Records shown section start

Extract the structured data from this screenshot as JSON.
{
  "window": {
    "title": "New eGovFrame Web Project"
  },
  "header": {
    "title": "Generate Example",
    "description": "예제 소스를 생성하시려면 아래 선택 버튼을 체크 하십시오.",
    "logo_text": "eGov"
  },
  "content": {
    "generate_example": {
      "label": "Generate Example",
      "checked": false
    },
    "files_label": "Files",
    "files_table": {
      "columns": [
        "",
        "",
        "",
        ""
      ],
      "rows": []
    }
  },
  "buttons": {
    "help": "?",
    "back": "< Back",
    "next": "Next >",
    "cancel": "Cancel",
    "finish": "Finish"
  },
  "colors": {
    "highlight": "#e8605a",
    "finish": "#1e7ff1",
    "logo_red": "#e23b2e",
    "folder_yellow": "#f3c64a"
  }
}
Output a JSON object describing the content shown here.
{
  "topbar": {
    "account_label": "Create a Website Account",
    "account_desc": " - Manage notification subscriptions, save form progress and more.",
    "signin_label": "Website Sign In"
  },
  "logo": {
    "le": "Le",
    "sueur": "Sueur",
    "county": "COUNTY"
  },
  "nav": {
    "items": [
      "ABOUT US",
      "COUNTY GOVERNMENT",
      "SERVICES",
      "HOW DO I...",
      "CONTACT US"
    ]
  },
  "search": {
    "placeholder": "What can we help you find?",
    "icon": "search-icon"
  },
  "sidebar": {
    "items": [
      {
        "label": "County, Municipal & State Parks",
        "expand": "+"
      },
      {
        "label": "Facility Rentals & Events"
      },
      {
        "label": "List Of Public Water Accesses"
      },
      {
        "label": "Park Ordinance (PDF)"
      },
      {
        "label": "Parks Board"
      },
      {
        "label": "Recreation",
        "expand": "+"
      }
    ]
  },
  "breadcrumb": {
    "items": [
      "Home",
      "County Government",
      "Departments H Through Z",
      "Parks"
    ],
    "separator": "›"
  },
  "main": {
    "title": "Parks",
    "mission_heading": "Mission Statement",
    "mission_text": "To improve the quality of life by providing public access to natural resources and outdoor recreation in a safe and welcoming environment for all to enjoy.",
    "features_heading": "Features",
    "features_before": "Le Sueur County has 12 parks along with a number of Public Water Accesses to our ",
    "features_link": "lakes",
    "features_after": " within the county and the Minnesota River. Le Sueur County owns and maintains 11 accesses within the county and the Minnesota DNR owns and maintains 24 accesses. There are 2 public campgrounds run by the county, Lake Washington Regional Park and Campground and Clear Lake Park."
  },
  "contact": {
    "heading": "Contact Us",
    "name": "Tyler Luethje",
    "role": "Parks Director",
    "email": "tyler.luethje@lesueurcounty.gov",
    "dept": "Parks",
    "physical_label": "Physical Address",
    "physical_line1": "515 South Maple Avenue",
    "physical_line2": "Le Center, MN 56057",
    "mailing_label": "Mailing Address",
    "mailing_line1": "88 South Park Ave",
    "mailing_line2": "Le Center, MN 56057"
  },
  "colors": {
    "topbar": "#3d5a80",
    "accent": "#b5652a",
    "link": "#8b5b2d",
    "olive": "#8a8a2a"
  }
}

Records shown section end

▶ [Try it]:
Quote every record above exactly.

▶ [Answer to this task]:
Extract the structured data from this screenshot as JSON.
{
  "window": {
    "title": "New eGovFrame Web Project"
  },
  "header": {
    "title": "Generate Example",
    "description": "예제 소스를 생성하시려면 아래 선택 버튼을 체크 하십시오.",
    "logo_text": "eGov"
  },
  "content": {
    "generate_example": {
      "label": "Generate Example",
      "checked": false
    },
    "files_label": "Files",
    "files_table": {
      "columns": [
        "",
        "",
        "",
        ""
      ],
      "rows": []
    }
  },
  "buttons": {
    "help": "?",
    "back": "< Back",
    "next": "Next >",
    "cancel": "Cancel",
    "finish": "Finish"
  },
  "colors": {
    "highlight": "#e8605a",
    "finish": "#1e7ff1",
    "logo_red": "#e23b2e",
    "folder_yellow": "#f3c64a"
  }
}
Output a JSON object describing the content shown here.
{
  "topbar": {
    "account_label": "Create a Website Account",
    "account_desc": " - Manage notification subscriptions, save form progress and more.",
    "signin_label": "Website Sign In"
  },
  "logo": {
    "le": "Le",
    "sueur": "Sueur",
    "county": "COUNTY"
  },
  "nav": {
    "items": [
      "ABOUT US",
      "COUNTY GOVERNMENT",
      "SERVICES",
      "HOW DO I...",
      "CONTACT US"
    ]
  },
  "search": {
    "placeholder": "What can we help you find?",
    "icon": "search-icon"
  },
  "sidebar": {
    "items": [
      {
        "label": "County, Municipal & State Parks",
        "expand": "+"
      },
      {
        "label": "Facility Rentals & Events"
      },
      {
        "label": "List Of Public Water Accesses"
      },
      {
        "label": "Park Ordinance (PDF)"
      },
      {
        "label": "Parks Board"
      },
      {
        "label": "Recreation",
        "expand": "+"
      }
    ]
  },
  "breadcrumb": {
    "items": [
      "Home",
      "County Government",
      "Departments H Through Z",
      "Parks"
    ],
    "separator": "›"
  },
  "main": {
    "title": "Parks",
    "mission_heading": "Mission Statement",
    "mission_text": "To improve the quality of life by providing public access to natural resources and outdoor recreation in a safe and welcoming environment for all to enjoy.",
    "features_heading": "Features",
    "features_before": "Le Sueur County has 12 parks along with a number of Public Water Accesses to our ",
    "features_link": "lakes",
    "features_after": " within the county and the Minnesota River. Le Sueur County owns and maintains 11 accesses within the county and the Minnesota DNR owns and maintains 24 accesses. There are 2 public campgrounds run by the county, Lake Washington Regional Park and Campground and Clear Lake Park."
  },
  "contact": {
    "heading": "Contact Us",
    "name": "Tyler Luethje",
    "role": "Parks Director",
    "email": "tyler.luethje@lesueurcounty.gov",
    "dept": "Parks",
    "physical_label": "Physical Address",
    "physical_line1": "515 South Maple Avenue",
    "physical_line2": "Le Center, MN 56057",
    "mailing_label": "Mailing Address",
    "mailing_line1": "88 South Park Ave",
    "mailing_line2": "Le Center, MN 56057"
  },
  "colors": {
    "topbar": "#3d5a80",
    "accent": "#b5652a",
    "link": "#8b5b2d",
    "olive": "#8a8a2a"
  }
}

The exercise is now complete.